- Published: Wednesday, April 06, 2016 08:59 AM
Legislation designed to help inmates emerge from prison with the means to get back on their feet passed out of the Illinois Senate Tuesday.
Senate Bill 2465, sponsored by Senator Daniel Biss (D-Evanston) would prohibit the Illinois Department of Corrections from suing current and former inmates to recoup the cost of their room and board while in prison. The legislation passed by a vote of 32-19 in the Senate. It now goes to the Illinois House for consideration.
“This is a dangerous practice that can make it almost impossible for people who have paid their debt to society be able to get back on their feet, find housing and seek employment,” Biss said.
Illinois has had a law allowing the state to sue inmates since 1982, but it was rarely used until recently. According to an investigation by the Chicago Tribune, there were two such lawsuits in 2012 and two in 2013, but the number jumped to 13 in 2015.
Illinois has discretion in determining which current and former inmates to sue. Most are poor. In some cases the state sued them after learning they had received modest inheritances or settlements from civil lawsuit involving private matters or regarding their arrest or incarceration.
The state has recovered about a half-million dollars since 2010, but most of it was from two inmates.

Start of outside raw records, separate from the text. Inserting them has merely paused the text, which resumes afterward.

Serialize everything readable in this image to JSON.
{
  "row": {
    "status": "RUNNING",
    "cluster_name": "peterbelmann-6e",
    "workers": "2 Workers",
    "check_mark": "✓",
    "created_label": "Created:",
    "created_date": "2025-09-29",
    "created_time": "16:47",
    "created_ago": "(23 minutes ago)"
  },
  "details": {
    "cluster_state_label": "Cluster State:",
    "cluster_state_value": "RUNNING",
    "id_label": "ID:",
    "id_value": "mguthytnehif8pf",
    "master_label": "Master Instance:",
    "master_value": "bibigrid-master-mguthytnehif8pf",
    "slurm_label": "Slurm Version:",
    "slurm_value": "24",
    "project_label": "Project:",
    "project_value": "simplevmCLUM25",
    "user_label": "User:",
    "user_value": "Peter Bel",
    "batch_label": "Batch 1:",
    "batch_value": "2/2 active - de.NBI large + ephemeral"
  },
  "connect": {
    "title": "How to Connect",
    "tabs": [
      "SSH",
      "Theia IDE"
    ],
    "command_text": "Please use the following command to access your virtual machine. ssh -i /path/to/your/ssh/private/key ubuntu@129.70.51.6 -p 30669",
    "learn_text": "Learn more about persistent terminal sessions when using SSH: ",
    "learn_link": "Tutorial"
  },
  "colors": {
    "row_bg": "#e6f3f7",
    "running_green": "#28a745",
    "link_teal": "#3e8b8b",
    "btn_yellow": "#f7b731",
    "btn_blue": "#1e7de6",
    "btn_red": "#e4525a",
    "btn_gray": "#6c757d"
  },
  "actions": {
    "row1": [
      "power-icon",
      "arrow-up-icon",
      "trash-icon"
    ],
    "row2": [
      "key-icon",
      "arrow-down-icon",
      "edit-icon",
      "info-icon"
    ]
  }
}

Biss noted that the return is not worth the state’s investment in these expensive lawsuits, particularly when the costs of recidivism and reliance on taxpayer-funded programs, such as food stamps or housing assistance, are factored in.
“It’s not as though most of them are millionaires. We’re talking mainly about people with relatively modest inheritances or court settlements that the state is going after,” Biss said.
“While it’s appropriate to assign financial penalties along with sentencing for certain types of crimes, the question is whether we want to rely on ad hoc lawsuits as a way to pay for the cost of prisons. It’s not consistent with how government should work, nor is it in keeping with the principles of criminal justice and the idea of second chances.”